It is a blow-by-blow recounting of how politicians—Democrats and Republicans—passed the laws that encouraged the banks to make the loans that would never be repaid, and that would result in your lost job. Specifically it is the story of Fannie Mae and Freddie Mac, the mortgage insurers, and how their politically connected CEOs, especially Fannie’s Franklin Raines and James Johnson, took actions that tanked the American economy and walked away rich. It began in the early 1990s, in the Clinton administration, and continued under the Bush administration, with the help of an entrenched Congress that wanted only two things: to receive campaign contributions and to be re-elected.

The story is a scandal, and the book should be the bible of Occupy Wall Street. But they seem as incapable of seeing government as part of the problem as Republicans seem of seeing business as part of the problem.

Which gets us to Rep. Paul Ryan. Mr. Ryan receives much praise, but I don’t think his role in the current moment has been fully recognized. He is doing something unique in national politics. He thinks. He studies. He reads. Then he comes forward to speak, calmly and at some length, about what he believes to be true. He defines a problem and offers solutions, often providing the intellectual and philosophical rationale behind them. Conservatives naturally like him—they agree with him—but liberals and journalists inclined to disagree with him take him seriously and treat him with respect.

This week he spoke on “The American Idea” at the Heritage Foundation in Washington. He scored the president as too small for the moment, as “petty” in his arguments and avoidant of the decisions entailed in leadership. At times like this, he said, “the temptation to exploit fear and envy returns.” Politicians divide in order to “evade responsibility for their failures” and to advance their interests.

The president, he said, has made a shift in his appeal to the electorate. “Instead of appealing to the hope and optimism that were hallmarks of his first campaign, he has launched his second campaign by preying on the emotions of fear, envy and resentment.”

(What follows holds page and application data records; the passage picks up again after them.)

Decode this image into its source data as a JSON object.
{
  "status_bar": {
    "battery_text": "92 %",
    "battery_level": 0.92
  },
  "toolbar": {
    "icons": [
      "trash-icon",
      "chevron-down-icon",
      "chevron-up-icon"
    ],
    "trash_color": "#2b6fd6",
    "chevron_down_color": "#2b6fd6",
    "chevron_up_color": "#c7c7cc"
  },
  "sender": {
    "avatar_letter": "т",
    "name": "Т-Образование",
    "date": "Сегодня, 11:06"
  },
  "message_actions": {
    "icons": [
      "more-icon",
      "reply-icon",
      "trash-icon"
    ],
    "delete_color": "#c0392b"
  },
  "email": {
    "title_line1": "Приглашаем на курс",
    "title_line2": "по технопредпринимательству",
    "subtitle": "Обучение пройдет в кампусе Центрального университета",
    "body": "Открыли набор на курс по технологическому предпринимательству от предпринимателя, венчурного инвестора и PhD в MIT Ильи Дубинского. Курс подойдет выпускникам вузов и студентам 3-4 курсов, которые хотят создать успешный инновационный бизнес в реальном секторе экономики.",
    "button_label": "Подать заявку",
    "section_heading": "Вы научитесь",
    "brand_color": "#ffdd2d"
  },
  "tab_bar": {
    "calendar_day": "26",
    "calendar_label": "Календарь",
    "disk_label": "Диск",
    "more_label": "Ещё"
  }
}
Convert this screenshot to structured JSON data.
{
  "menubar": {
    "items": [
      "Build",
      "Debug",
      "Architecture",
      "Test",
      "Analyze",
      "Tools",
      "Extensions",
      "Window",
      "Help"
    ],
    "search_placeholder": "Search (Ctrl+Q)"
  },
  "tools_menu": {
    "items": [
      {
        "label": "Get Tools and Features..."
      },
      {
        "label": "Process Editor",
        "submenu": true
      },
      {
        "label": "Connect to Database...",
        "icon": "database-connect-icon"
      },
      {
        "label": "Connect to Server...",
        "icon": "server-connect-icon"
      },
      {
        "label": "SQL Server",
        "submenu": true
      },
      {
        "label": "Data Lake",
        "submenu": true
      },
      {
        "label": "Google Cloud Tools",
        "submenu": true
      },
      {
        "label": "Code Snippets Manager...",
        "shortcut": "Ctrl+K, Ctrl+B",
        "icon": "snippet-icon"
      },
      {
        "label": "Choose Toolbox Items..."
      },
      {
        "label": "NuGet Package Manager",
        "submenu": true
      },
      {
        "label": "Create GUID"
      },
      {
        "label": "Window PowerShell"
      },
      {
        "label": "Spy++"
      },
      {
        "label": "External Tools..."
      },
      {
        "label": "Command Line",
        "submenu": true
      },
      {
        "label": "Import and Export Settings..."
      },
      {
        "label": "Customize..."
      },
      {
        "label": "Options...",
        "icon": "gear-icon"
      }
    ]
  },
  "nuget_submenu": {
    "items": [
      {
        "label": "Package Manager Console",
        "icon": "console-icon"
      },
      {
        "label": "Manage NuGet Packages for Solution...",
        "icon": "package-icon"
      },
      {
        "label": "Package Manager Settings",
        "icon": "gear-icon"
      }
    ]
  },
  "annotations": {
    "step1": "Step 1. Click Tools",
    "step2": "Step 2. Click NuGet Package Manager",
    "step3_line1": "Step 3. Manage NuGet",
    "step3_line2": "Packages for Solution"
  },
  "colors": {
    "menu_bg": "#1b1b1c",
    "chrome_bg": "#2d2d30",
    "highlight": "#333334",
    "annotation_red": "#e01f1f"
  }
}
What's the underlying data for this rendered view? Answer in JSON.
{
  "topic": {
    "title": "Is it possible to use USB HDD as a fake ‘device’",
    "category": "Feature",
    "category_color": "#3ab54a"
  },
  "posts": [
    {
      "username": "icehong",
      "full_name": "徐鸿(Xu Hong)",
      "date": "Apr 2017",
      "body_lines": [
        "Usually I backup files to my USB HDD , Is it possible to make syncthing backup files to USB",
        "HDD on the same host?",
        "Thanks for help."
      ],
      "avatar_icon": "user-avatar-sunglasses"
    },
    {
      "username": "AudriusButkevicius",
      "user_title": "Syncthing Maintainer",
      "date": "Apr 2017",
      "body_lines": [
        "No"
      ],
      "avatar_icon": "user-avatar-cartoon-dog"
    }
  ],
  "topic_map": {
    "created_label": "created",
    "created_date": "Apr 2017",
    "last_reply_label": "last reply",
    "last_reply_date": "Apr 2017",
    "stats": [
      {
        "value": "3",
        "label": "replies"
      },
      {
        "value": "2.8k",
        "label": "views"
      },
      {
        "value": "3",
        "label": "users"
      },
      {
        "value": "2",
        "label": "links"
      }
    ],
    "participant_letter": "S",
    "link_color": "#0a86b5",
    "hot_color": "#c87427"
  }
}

But Republicans, in their desire to defend free economic activity, shouldn’t be snookered by unthinking fealty to big business. They should never defend—they should actively oppose—the kind of economic activity that has contributed so heavily to the crisis. Here Mr. Ryan slammed “corporate welfare and crony capitalism.”

"Why have we extended an endless supply of taxpayer credit to Fannie Mae and Freddie Mac, instead of demanding that their government guarantee be wound down and their taxpayer subsidies ended?" Why are tax dollars being wasted on bankrupt, politically connected solar energy firms like Solyndra? "Why is Washington wasting your money on entrenched agribusiness?"

Rather than raise taxes on individuals, we should “lower the amount of government spending the wealthy now receive.” The “true sources of inequity in this country,” he continued, are “corporate welfare that enriches the powerful, and empty promises that betray the powerless.” The real class warfare that threatens us is “a class of bureaucrats and connected crony capitalists trying to rise above the rest of us, call the shots, rig the rules, and preserve their place atop society.”

If more Republicans thought—and spoke—like this, the party would flourish. People would be less fearful for the future. And Mr. Obama wouldn’t be seeing his numbers go up.

By Peggy Noonan in today’s Wall Street Journal

I need to resist the temptation to read them. So many are so lame. And some are very sad. This so-called movement seems to be a technologically facilitated whine-fest, with the occasional inane radical viewpoint. Mainly it’s people complaining about their own bad decisions or bad luck or disappointment that the world isn’t performing for them at the moment as they always hoped and expected it would. In some cases — the most ridiculous — it’s people complaining that they fear that things won’t work out for them, although they’re doing ok at the moment. I mean, what society has ever guaranteed that all its citizens would be happy, satisfied and free from fear or worry? Nuts. I need to stop reading anything about this temporary socio-political aberration.